**What you will do:**
What you return must be the complete listing, unchanged.

________________________

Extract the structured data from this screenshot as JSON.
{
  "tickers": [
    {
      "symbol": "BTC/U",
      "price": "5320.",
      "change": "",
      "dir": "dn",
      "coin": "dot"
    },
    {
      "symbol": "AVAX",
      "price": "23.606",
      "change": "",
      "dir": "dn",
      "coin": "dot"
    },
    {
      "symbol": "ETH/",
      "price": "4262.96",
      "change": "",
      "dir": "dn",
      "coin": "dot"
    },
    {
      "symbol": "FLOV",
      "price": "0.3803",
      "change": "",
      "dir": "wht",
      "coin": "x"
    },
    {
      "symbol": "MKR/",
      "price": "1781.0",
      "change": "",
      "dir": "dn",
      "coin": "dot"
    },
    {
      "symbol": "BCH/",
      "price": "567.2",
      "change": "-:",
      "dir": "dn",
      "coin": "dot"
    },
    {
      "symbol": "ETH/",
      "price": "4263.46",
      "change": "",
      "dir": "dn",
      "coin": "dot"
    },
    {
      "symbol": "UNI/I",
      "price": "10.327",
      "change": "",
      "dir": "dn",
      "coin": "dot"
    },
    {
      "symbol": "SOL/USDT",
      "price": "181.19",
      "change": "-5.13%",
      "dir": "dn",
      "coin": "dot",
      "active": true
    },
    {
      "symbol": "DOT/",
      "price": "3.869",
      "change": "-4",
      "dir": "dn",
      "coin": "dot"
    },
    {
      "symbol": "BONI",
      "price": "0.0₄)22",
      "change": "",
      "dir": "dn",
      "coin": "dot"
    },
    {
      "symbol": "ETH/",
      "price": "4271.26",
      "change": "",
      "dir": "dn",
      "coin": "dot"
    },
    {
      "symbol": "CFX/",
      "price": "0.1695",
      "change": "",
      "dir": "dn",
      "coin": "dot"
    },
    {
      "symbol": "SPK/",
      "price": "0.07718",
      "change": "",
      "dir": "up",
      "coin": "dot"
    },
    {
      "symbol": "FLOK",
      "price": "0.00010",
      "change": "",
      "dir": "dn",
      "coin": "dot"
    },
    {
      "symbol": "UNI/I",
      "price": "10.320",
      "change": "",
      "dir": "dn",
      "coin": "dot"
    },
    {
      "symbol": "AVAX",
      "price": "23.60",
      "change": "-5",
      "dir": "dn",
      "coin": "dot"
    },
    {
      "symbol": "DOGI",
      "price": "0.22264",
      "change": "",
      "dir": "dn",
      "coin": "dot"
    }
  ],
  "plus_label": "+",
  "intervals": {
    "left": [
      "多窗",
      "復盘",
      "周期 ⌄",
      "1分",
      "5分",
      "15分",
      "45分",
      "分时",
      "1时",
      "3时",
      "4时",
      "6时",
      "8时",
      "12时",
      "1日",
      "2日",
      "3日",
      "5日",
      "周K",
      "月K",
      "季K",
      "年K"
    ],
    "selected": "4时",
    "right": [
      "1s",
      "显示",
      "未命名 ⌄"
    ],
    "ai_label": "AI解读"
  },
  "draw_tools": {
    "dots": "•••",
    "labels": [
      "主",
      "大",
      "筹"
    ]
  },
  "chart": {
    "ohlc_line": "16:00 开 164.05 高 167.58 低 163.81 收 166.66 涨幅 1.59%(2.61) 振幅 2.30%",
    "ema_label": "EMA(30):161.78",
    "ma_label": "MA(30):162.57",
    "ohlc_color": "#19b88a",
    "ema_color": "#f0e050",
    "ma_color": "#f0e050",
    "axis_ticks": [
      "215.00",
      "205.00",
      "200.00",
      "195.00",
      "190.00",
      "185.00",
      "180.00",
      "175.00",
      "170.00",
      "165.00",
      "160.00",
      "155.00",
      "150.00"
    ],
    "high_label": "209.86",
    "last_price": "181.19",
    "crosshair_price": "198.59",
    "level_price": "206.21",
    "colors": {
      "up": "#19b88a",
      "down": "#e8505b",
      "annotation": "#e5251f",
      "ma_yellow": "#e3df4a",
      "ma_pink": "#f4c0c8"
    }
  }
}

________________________

**Output for this exercise:**
Extract the structured data from this screenshot as JSON.
{
  "tickers": [
    {
      "symbol": "BTC/U",
      "price": "5320.",
      "change": "",
      "dir": "dn",
      "coin": "dot"
    },
    {
      "symbol": "AVAX",
      "price": "23.606",
      "change": "",
      "dir": "dn",
      "coin": "dot"
    },
    {
      "symbol": "ETH/",
      "price": "4262.96",
      "change": "",
      "dir": "dn",
      "coin": "dot"
    },
    {
      "symbol": "FLOV",
      "price": "0.3803",
      "change": "",
      "dir": "wht",
      "coin": "x"
    },
    {
      "symbol": "MKR/",
      "price": "1781.0",
      "change": "",
      "dir": "dn",
      "coin": "dot"
    },
    {
      "symbol": "BCH/",
      "price": "567.2",
      "change": "-:",
      "dir": "dn",
      "coin": "dot"
    },
    {
      "symbol": "ETH/",
      "price": "4263.46",
      "change": "",
      "dir": "dn",
      "coin": "dot"
    },
    {
      "symbol": "UNI/I",
      "price": "10.327",
      "change": "",
      "dir": "dn",
      "coin": "dot"
    },
    {
      "symbol": "SOL/USDT",
      "price": "181.19",
      "change": "-5.13%",
      "dir": "dn",
      "coin": "dot",
      "active": true
    },
    {
      "symbol": "DOT/",
      "price": "3.869",
      "change": "-4",
      "dir": "dn",
      "coin": "dot"
    },
    {
      "symbol": "BONI",
      "price": "0.0₄)22",
      "change": "",
      "dir": "dn",
      "coin": "dot"
    },
    {
      "symbol": "ETH/",
      "price": "4271.26",
      "change": "",
      "dir": "dn",
      "coin": "dot"
    },
    {
      "symbol": "CFX/",
      "price": "0.1695",
      "change": "",
      "dir": "dn",
      "coin": "dot"
    },
    {
      "symbol": "SPK/",
      "price": "0.07718",
      "change": "",
      "dir": "up",
      "coin": "dot"
    },
    {
      "symbol": "FLOK",
      "price": "0.00010",
      "change": "",
      "dir": "dn",
      "coin": "dot"
    },
    {
      "symbol": "UNI/I",
      "price": "10.320",
      "change": "",
      "dir": "dn",
      "coin": "dot"
    },
    {
      "symbol": "AVAX",
      "price": "23.60",
      "change": "-5",
      "dir": "dn",
      "coin": "dot"
    },
    {
      "symbol": "DOGI",
      "price": "0.22264",
      "change": "",
      "dir": "dn",
      "coin": "dot"
    }
  ],
  "plus_label": "+",
  "intervals": {
    "left": [
      "多窗",
      "復盘",
      "周期 ⌄",
      "1分",
      "5分",
      "15分",
      "45分",
      "分时",
      "1时",
      "3时",
      "4时",
      "6时",
      "8时",
      "12时",
      "1日",
      "2日",
      "3日",
      "5日",
      "周K",
      "月K",
      "季K",
      "年K"
    ],
    "selected": "4时",
    "right": [
      "1s",
      "显示",
      "未命名 ⌄"
    ],
    "ai_label": "AI解读"
  },
  "draw_tools": {
    "dots": "•••",
    "labels": [
      "主",
      "大",
      "筹"
    ]
  },
  "chart": {
    "ohlc_line": "16:00 开 164.05 高 167.58 低 163.81 收 166.66 涨幅 1.59%(2.61) 振幅 2.30%",
    "ema_label": "EMA(30):161.78",
    "ma_label": "MA(30):162.57",
    "ohlc_color": "#19b88a",
    "ema_color": "#f0e050",
    "ma_color": "#f0e050",
    "axis_ticks": [
      "215.00",
      "205.00",
      "200.00",
      "195.00",
      "190.00",
      "185.00",
      "180.00",
      "175.00",
      "170.00",
      "165.00",
      "160.00",
      "155.00",
      "150.00"
    ],
    "high_label": "209.86",
    "last_price": "181.19",
    "crosshair_price": "198.59",
    "level_price": "206.21",
    "colors": {
      "up": "#19b88a",
      "down": "#e8505b",
      "annotation": "#e5251f",
      "ma_yellow": "#e3df4a",
      "ma_pink": "#f4c0c8"
    }
  }
}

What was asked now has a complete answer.